Janáček’s Jenůfa was staged and recorded at the Staatsoper unter den Linden in 2021 under COVID conditions. There’s no audience and the chorus members, in black, are distributed all around the auditorium. Even without a live audience it’s extremely dramatic and intense.
Not so long ago I reviewed a production of Prokofiev’s The Fiery Angel and described it as “so bonkers that I hardly know how to describe it.”. So what to say about one that I found even less satisfying? First, for plot details check out the earlier review. Now for this version directed by Andrea Breth and filmed at the Theater an der Wien in 2021 without an audience but with no other obvious concessions to COVID.
I’m really not sure what to make of the recent recording of Giodarno’s Siberia made at the Maggi Musicale Fiorentino in 2021. It’s certainly a rather weird experience. It’s partly that it’s a bit of an oddball of an opera, partly Roberto Andò’s production and partly that it was recorded under COVID conditions with the chorus masked and blocking that seems, if rather inconsistently, to be designed for social distancing.
Handel’s Saul gets another “fully staged” treatment in this recording of a Claus Guth production at the Theater an der Wien in 2021. Inevitably it invites comparison with Barrie Kosky’s Glyndebourne version.. They are quite different though each is very enjoyable n its own way. Those not familiar with the piece might find the introduction to the earlier production helpful as I’m not going to repeat the outline of plot etc here.
The 2021 recording of Offenbach’s Les contes d’Hoffmann from the Staatsoper Hamburg is fairly straightforward but it’s visually interesting and musically excellent. I don’t think Daniele Finzi Pascas’ production has a “concept” as such. It’s still about three imaginary women who make up Hoffmann’s dream woman and he still ultimately rejects even her in favour of Art. Each of the five acts is given as different and distinctive look and feel though the use of mirrors and aerial doubles is a recurrent theme. It’s worth noting up front that Olga Peretyatko sings all four ladies.
It’s becoming a bit of a habit. The Royal Opera has released a video recording of the 2019 revival of Kaspar Holten’s 2014 production of Don Giovanni directed by Jack Furness and conducted by Helmut Haenchen. I’ve already reviewed both the DVD and the cinema broadcast of the 2014 production so saying much about the production would be superfluous. Suffice to say it’s one of the better Don Giovannis available on disk.
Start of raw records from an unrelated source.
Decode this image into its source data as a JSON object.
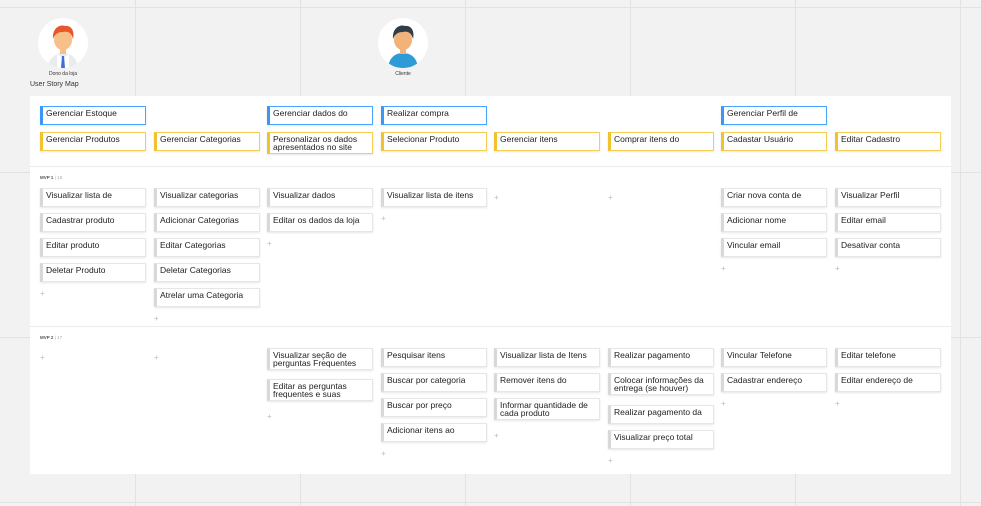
{
  "personas": [
    {
      "name": "Dono da loja"
    },
    {
      "name": "Cliente"
    }
  ],
  "board_title": "User Story Map",
  "goals": [
    "Gerenciar Estoque",
    "Gerenciar dados do",
    "Realizar compra",
    "Gerenciar Perfil de"
  ],
  "activities": [
    "Gerenciar Produtos",
    "Gerenciar Categorias",
    "Personalizar os dados apresentados no site",
    "Selecionar Produto",
    "Gerenciar itens",
    "Comprar itens do",
    "Cadastar Usuário",
    "Editar Cadastro"
  ],
  "releases": [
    {
      "name": "MVP 1",
      "count": "18",
      "columns": [
        [
          "Visualizar lista de",
          "Cadastrar produto",
          "Editar produto",
          "Deletar Produto"
        ],
        [
          "Visualizar categorias",
          "Adicionar Categorias",
          "Editar Categorias",
          "Deletar Categorias",
          "Atrelar uma Categoria"
        ],
        [
          "Visualizar dados",
          "Editar os dados da loja"
        ],
        [
          "Visualizar lista de itens"
        ],
        [],
        [],
        [
          "Criar nova conta de",
          "Adicionar nome",
          "Vincular email"
        ],
        [
          "Visualizar Perfil",
          "Editar email",
          "Desativar conta"
        ]
      ]
    },
    {
      "name": "MVP 2",
      "count": "17",
      "columns": [
        [],
        [],
        [
          "Visualizar seção de perguntas Frequentes",
          "Editar as perguntas frequentes e suas"
        ],
        [
          "Pesquisar itens",
          "Buscar por categoria",
          "Buscar por preço",
          "Adicionar itens ao"
        ],
        [
          "Visualizar lista de Itens",
          "Remover itens do",
          "Informar quantidade de cada produto"
        ],
        [
          "Realizar pagamento",
          "Colocar informações da entrega (se houver)",
          "Realizar pagamento da",
          "Visualizar preço total"
        ],
        [
          "Vincular Telefone",
          "Cadastrar endereço"
        ],
        [
          "Editar telefone",
          "Editar endereço de"
        ]
      ]
    }
  ],
  "add_symbol": "+",
  "colors": {
    "goal_accent": "#3b96f5",
    "activity_accent": "#f2c12e",
    "card_accent": "#d8d8d8"
  }
}
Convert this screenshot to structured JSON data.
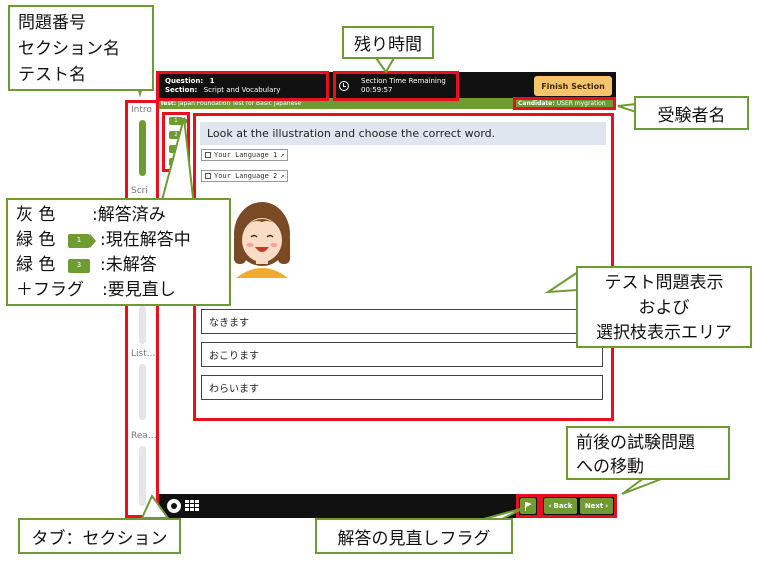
{
  "header": {
    "question_label": "Question:",
    "question_value": "1",
    "section_label": "Section:",
    "section_value": "Script and Vocabulary",
    "timer_label": "Section Time Remaining",
    "timer_value": "00:59:57",
    "finish_button": "Finish Section",
    "test_label": "Test:",
    "test_value": "Japan Foundation Test for Basic Japanese",
    "candidate_label": "Candidate:",
    "candidate_value": "USER mygration"
  },
  "sidebar": {
    "tabs": [
      "Intro",
      "Scri",
      "List...",
      "Rea..."
    ]
  },
  "questions": {
    "buttons": [
      "1",
      "2",
      "3",
      "4"
    ]
  },
  "content": {
    "prompt": "Look at the illustration  and choose the correct word.",
    "language_links": [
      "Your Language 1",
      "Your Language 2"
    ],
    "choices": [
      "なきます",
      "おこります",
      "わらいます"
    ]
  },
  "footer": {
    "back_label": "Back",
    "next_label": "Next"
  },
  "annotations": {
    "question_section_test": [
      "問題番号",
      "セクション名",
      "テスト名"
    ],
    "time_remaining": "残り時間",
    "candidate_name": "受験者名",
    "legend": [
      {
        "label": "灰 色",
        "value": ":解答済み"
      },
      {
        "label": "緑 色",
        "value": ":現在解答中",
        "badge": "1"
      },
      {
        "label": "緑 色",
        "value": ":未解答",
        "badge": "3"
      },
      {
        "label": "＋フラグ",
        "value": ":要見直し"
      }
    ],
    "display_area": [
      "テスト問題表示",
      "および",
      "選択枝表示エリア"
    ],
    "navigation": [
      "前後の試験問題",
      "への移動"
    ],
    "tab_section": "タブ：セクション",
    "review_flag": "解答の見直しフラグ"
  },
  "colors": {
    "accent_green": "#6f9b33",
    "highlight_red": "#e8101e",
    "finish_orange": "#f6c46b",
    "prompt_bg": "#dfe6ef"
  },
  "icons": {
    "timer": "clock-icon",
    "settings": "gear-icon",
    "grid": "grid-icon",
    "flag": "flag-icon",
    "external": "external-link-icon"
  }
}
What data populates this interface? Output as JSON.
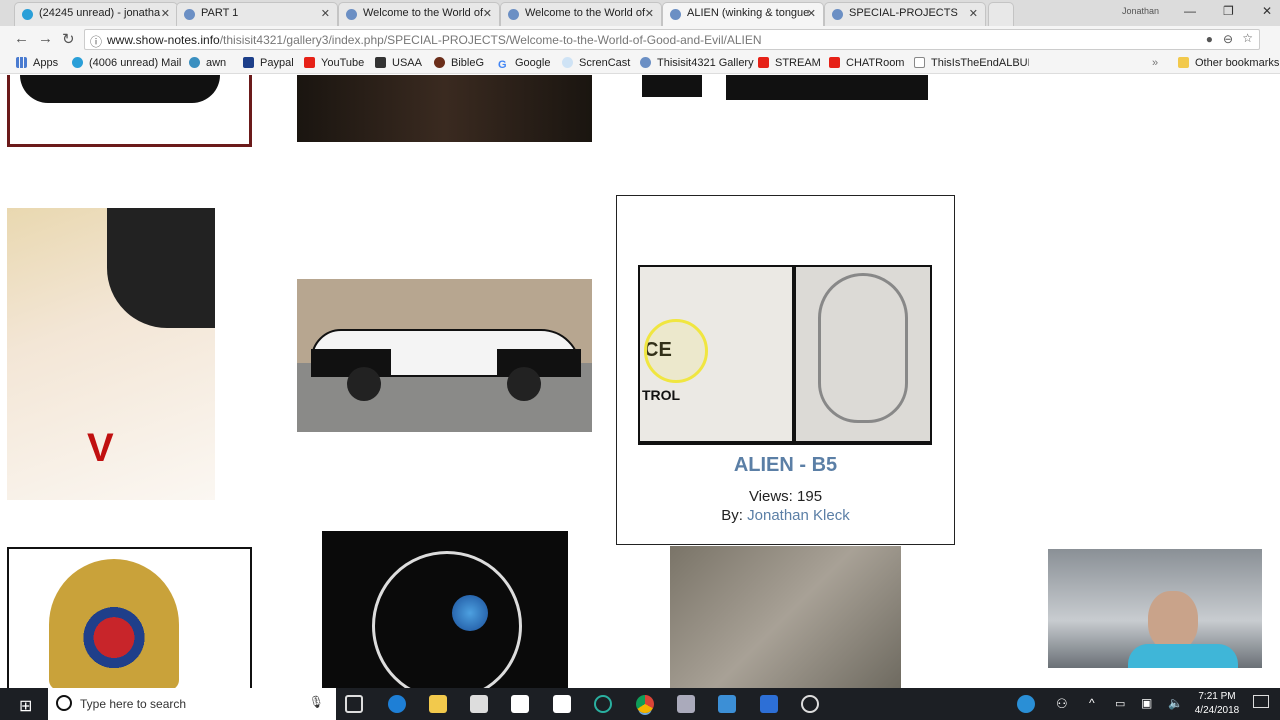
{
  "browser": {
    "tabs": [
      {
        "label": "(24245 unread) - jonatha",
        "active": false
      },
      {
        "label": "PART 1",
        "active": false
      },
      {
        "label": "Welcome to the World of",
        "active": false
      },
      {
        "label": "Welcome to the World of",
        "active": false
      },
      {
        "label": "ALIEN (winking & tongue",
        "active": true
      },
      {
        "label": "SPECIAL-PROJECTS",
        "active": false
      }
    ],
    "profile": "Jonathan",
    "url_host": "www.show-notes.info",
    "url_path": "/thisisit4321/gallery3/index.php/SPECIAL-PROJECTS/Welcome-to-the-World-of-Good-and-Evil/ALIEN",
    "bookmarks": [
      "Apps",
      "(4006 unread) Mail",
      "awn",
      "Paypal",
      "YouTube",
      "USAA",
      "BibleG",
      "Google",
      "ScrenCast",
      "Thisisit4321 Gallery",
      "STREAM",
      "CHATRoom",
      "ThisIsTheEndALBUM"
    ],
    "other_bookmarks": "Other bookmarks",
    "overflow": "»"
  },
  "card": {
    "title": "ALIEN - B5",
    "views_label": "Views:",
    "views": "195",
    "by_label": "By:",
    "author": "Jonathan Kleck",
    "accent": "#5b7fa6"
  },
  "taskbar": {
    "search_placeholder": "Type here to search",
    "time": "7:21 PM",
    "date": "4/24/2018"
  }
}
There’s been a lot of talk recently about whether or not it’s legit to change text, music or dramaturgy for problem operas like Madama Butterfly. I get pretty frustrated by this because it happens all the time in Europe, especially in the German speaking countries, a fact which seems to escape the notice of many involved in this debate. Usually it’s the dramaturgy that gets changed. Changes to the music are rare indeed and, traditional playing with operetta dialogue aside, the libretto usually doesn’t change. And, of course it’s not just “problem operas” that get the treatment. Today I’m going to write about a “concept” production of Weber’s Der Freischütz recorded at the Vienna State Opera in 2018.
There’s a certain logic in Christof Loy following up his 2019 production of Korngold’s Das Wunder der Heliane at the Deutsche Oper Berlin with Riccardo Zandonai’s 1914 piece Francesca da Rimini. Both pieces deal with overt, somewhat perverted, sexuality as the means of a woman achieving some sort of agency and both have lush, hyper-romantic scores. Loy claims his next project will be Shreker’s Der Schatzgräber for the same house so there’s apparently more to come.
Discovering a new opera that’s really good is one of life’s small pleasures and my latest is Benet Casablancas’ L’enigma di Lea. It’s a collaboration between the composer and the writer and theorist Rafael Argullol and it premiered at the Liceu in Barcelona in 201`9.
Jean-Joseph Cassanéa de Mondonville’s Titon et l’Aurore is another member of that rather long list of operas that were well received in their day and then totally disappeared from the rep. It’s interesting as an example of what was happening on the French opera stage between the retirement of Rameau and the revolution (it premiered in 1753) and because it played an important role in the “querelle des bouffons”.